■ **Source data**
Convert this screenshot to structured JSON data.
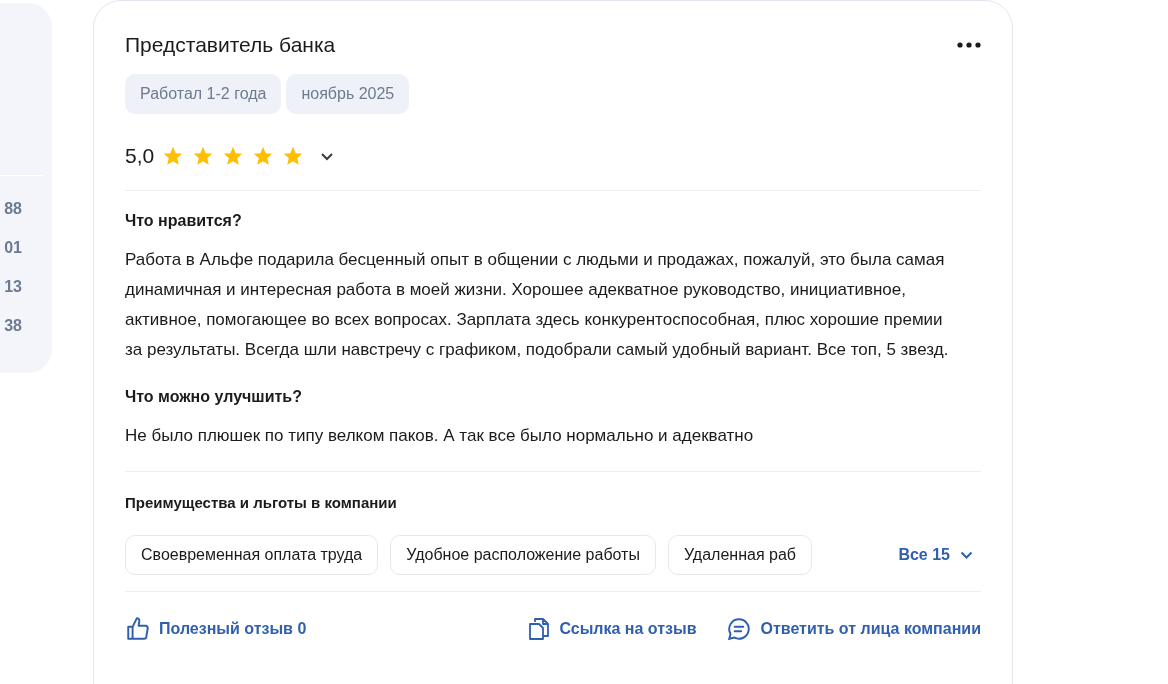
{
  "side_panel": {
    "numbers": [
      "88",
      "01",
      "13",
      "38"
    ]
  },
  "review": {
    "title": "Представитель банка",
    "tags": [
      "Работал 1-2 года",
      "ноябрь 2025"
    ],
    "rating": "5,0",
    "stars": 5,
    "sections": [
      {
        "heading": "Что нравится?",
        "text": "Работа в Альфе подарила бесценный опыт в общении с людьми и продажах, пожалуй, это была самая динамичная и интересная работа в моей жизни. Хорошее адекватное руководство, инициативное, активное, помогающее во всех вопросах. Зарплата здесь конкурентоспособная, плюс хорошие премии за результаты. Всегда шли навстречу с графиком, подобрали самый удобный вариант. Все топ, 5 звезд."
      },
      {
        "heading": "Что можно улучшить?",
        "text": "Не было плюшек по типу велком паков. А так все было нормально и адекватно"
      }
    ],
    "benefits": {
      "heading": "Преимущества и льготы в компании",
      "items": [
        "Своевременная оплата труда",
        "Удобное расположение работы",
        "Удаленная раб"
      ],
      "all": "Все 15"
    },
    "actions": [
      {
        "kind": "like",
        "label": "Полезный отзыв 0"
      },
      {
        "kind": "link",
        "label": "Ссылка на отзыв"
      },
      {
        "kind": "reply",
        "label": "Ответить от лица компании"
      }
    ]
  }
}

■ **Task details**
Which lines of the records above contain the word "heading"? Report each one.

■ **Task response**
        "heading": "Что нравится?",
        "heading": "Что можно улучшить?",
      "heading": "Преимущества и льготы в компании",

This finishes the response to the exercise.